Some Trades Unionists always went further and became individual members of the Labour Party. Historically, they have played a very significant role. But there are many more who have not joined. Ed Miliband has expressed the view that he wants to open up the relationship even further in order to facilitate the possibility that thousands more can join.

This is wholly welcome. It will be so much easier to build and then sustain in office a government which works for working people if we ensure that we have a mass party of working people. After all, there are currently almost three million trades unionists who belong to affiliate trades unions but they do not play an active role within the party. We will be far stronger if in every branch, constituency, district and regional party there are thousands of ordinary folk playing such a role.

It would be a transformative process for a Party which in turn aspires to transform the country.

Ed’s proposals allow us to consider how we can recalibrate our internal democracy in order to secure a relationship between the leadership and the grassroots Labour movement which is democratic and respectful of each other’s roles.

To caricature an extreme position, it would not be right for the Leadership to totally trapped within the Westminster bubble. This is particularly the case when there is so much cynicism about the politics and the ‘broken’ Westminster model.

It is time now therefore to move to a position whereby the Leader and deputy Leader of the party are elected by the wider membership.  The current proposals suggest that we should have One Member One Vote.

This means that for the purpose of electing the Leader there will no longer be special sections into which different types of member are corralled. It will produce a better, more democratic relationship between the elected leader and the wider Labour movement.

This change has two caveats.

In the first place, it will obviously tremendously strengthen any leader so elected if he or she is elected by a party which consists of hundreds of thousands electors. It is essential therefore that we ensure significant numbers of trades unionists make the positive choice to engage in our party.

Secondly, MP’s will lose the privileged role they currently have in voting within their own section, thereby allowing the election of the leader to break out of the Westminster village. But it is not unreasonable to suggest that any party Leader should be able to demonstrate that they have the confidence of a significant number of colleagues. This can be ensured by reserving the right to nominate the Leader to Labour Members of Parliament with a minimum threshold to demonstrate that they can command the confidence of the party in Parliament.

The tasks in front of the party are enormous. Nothing less than the reconstruction of our economic and social structures to meet the challenges of the economic, environmental and other crises in an increasingly global world.

Some will say that in this context, the drive to transform the Labour Party’s structures is a meaningless side show. Others will try to pick away at one minute detail or other of the proposals.

Both reactions are incorrect. Reconstructing the party is a central part of ensuring that our movement is ready for office and prepared to face up to the difficult challenges ahead.

Given the failure of the other parties, only Labour in office can get us out of the crisis our country faces.
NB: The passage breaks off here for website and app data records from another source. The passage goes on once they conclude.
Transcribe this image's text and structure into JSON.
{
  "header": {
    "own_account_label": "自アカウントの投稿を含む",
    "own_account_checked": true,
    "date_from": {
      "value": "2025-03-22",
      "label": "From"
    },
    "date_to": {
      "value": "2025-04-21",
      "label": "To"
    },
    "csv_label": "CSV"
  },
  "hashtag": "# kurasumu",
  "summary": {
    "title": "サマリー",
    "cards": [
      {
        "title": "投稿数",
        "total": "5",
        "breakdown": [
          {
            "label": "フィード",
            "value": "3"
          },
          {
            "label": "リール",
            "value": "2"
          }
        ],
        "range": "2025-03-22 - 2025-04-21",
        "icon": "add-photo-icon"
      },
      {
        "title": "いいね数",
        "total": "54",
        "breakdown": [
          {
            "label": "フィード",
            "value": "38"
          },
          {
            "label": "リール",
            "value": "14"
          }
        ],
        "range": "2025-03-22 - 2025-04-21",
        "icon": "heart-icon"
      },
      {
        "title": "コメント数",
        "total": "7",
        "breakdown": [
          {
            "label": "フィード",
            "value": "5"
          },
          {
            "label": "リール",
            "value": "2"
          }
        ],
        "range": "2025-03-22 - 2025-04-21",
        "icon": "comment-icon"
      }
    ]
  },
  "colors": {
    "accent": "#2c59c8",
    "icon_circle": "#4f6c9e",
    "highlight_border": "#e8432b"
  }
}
A mass, democratic party deeply rooted in our communities can not only secure our election into government but equally sustain and renew our ministers as they confront the challenges which they will face and help us to avoid the risks of lapsing into passivity or into technocratic decision making which has too often been the fate of centre left governments elsewhere.

This article was originally published on Labour List.

Reactions

Please check your e-mail for a link to activate your account.

The Labour Party will place cookies on your computer to help us make this website better.

Please read this to review the updates about which cookies we use and what information we collect on our site.

To find out more about these cookies, see our privacy notice. Use of this site confirms your acceptance of these cookies.